I strongly recommend the following courses/lectures:

BMENE6510 (stem cells, genome engineering and regenerative medicine). Organized by Columbia Stem Cell Initiative (CSCI)

Cancer Cell Biology. Organized by Institute for Cancer Genetics (ICG)

What would be your career advice for students/postdocs?

For students: scientific thinking and troubleshooting skills are two key things you must master during your PhD studies.

For postdocs: be prepared for the hard work, long hours, and failures in science. You will have to be highly motivated, scientifically/socially collaborative, and physically/mentally strong in order to be successful in science. Simply put, no pain no gain!

Are you accepting rotating students at the moment?

Yes.

Lab management

How do members of your lab celebrate accomplishments?

Group lunches/dinners at restaurants and annual BBQ parties.

Does your lab have any fun traditions?

Annual summer BBQ, and pre-pandemic we also used to have members over to our house for parties. Hopefully, that all would resume soon.

What is the key to running a successful lab?

Open communication, fostering trainees, brainstorming, celebrating each and every accomplishments no matter how big or small they are.

What was the most exciting part about starting your new lab?

A lot of them; ranging from getting my own lab space to building up my team, starting to make collaborations, learning mentorship; looking at new data and giving feedback that would help in driving next set of experiments; and of course, winning the very first NIH grant.   

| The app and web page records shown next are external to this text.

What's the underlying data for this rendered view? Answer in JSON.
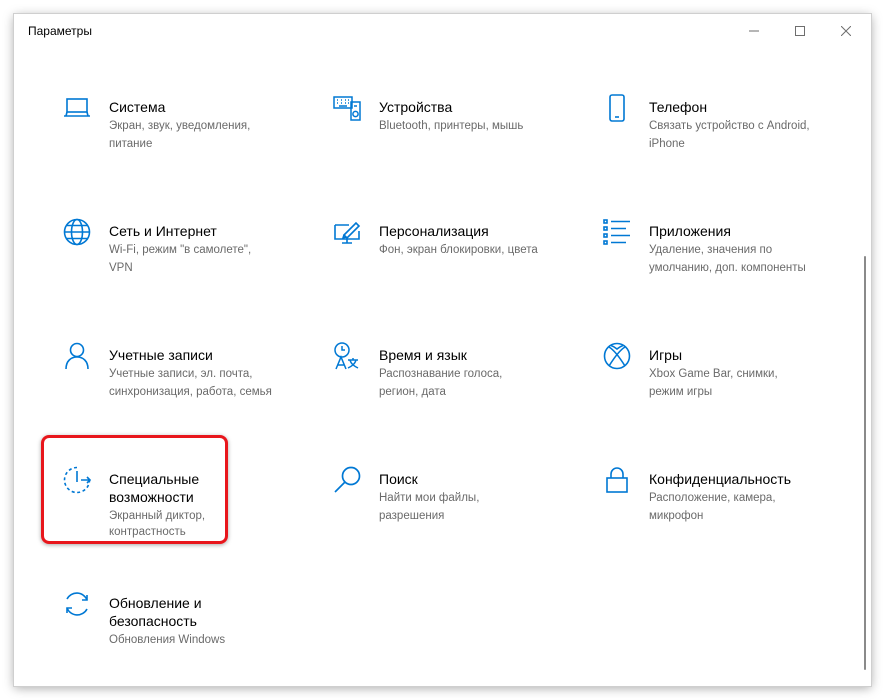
{
  "window": {
    "title": "Параметры"
  },
  "tiles": [
    {
      "name": "Система",
      "desc": [
        "Экран, звук, уведомления,",
        "питание"
      ],
      "icon": "laptop-icon"
    },
    {
      "name": "Устройства",
      "desc": [
        "Bluetooth, принтеры, мышь",
        ""
      ],
      "icon": "devices-icon"
    },
    {
      "name": "Телефон",
      "desc": [
        "Связать устройство с Android,",
        "iPhone"
      ],
      "icon": "phone-icon"
    },
    {
      "name": "Сеть и Интернет",
      "desc": [
        "Wi-Fi, режим \"в самолете\",",
        "VPN"
      ],
      "icon": "globe-icon"
    },
    {
      "name": "Персонализация",
      "desc": [
        "Фон, экран блокировки, цвета",
        ""
      ],
      "icon": "paint-icon"
    },
    {
      "name": "Приложения",
      "desc": [
        "Удаление, значения по",
        "умолчанию, доп. компоненты"
      ],
      "icon": "apps-list-icon"
    },
    {
      "name": "Учетные записи",
      "desc": [
        "Учетные записи, эл. почта,",
        "синхронизация, работа, семья"
      ],
      "icon": "person-icon"
    },
    {
      "name": "Время и язык",
      "desc": [
        "Распознавание голоса,",
        "регион, дата"
      ],
      "icon": "time-language-icon"
    },
    {
      "name": "Игры",
      "desc": [
        "Xbox Game Bar, снимки,",
        "режим игры"
      ],
      "icon": "xbox-icon"
    },
    {
      "name1": "Специальные",
      "name2": "возможности",
      "desc": [
        "Экранный диктор,",
        "контрастность"
      ],
      "icon": "accessibility-icon"
    },
    {
      "name": "Поиск",
      "desc": [
        "Найти мои файлы,",
        "разрешения"
      ],
      "icon": "search-icon"
    },
    {
      "name": "Конфиденциальность",
      "desc": [
        "Расположение, камера,",
        "микрофон"
      ],
      "icon": "lock-icon"
    },
    {
      "name1": "Обновление и",
      "name2": "безопасность",
      "desc": [
        "Обновления Windows",
        ""
      ],
      "icon": "update-icon"
    }
  ],
  "colors": {
    "accent": "#0078d4",
    "highlight": "#e8161c"
  }
}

Stem Cell Directions:

What are the most important recent developments in the stem cell field?

Blastocyct-like structure generation from stem cells in lab to study human embryogenesis and disorders. Similarly, growing mouse embryo in an artificial womb to study the early development circumventing the ethical issues?

Which stem cell conferences does your lab attend?

ISSCR, Cold Spring Harbor Symposiums, Gordon Research Conferences

CSCI:

What was the main reason of you joining CSCI? What are the beneficial aspects of CSCI membership for your lab?

CSCI is like an umbrella with great resources, and research teams. Their regular seminars, trainee WIPs, members spotlights, happy hours, annual retreats are a few of many things that help to promote interaction among the community. It’s a big and great deal to regularly engage us in scientific as well as non-scientific activities.

What do you plan to bring to the CSCI community?

Our expertise in gene regulation control and stem cell pluripotency, spirit of teamwork, access to our research with my lab actively participating in different presentation platforms arranged by and for CSCI.

 

This blog is an initiative of CSCI Trainee Council. If you want to feature your lab, please contact Vikas.(vm2616@cumc.columbia.edu)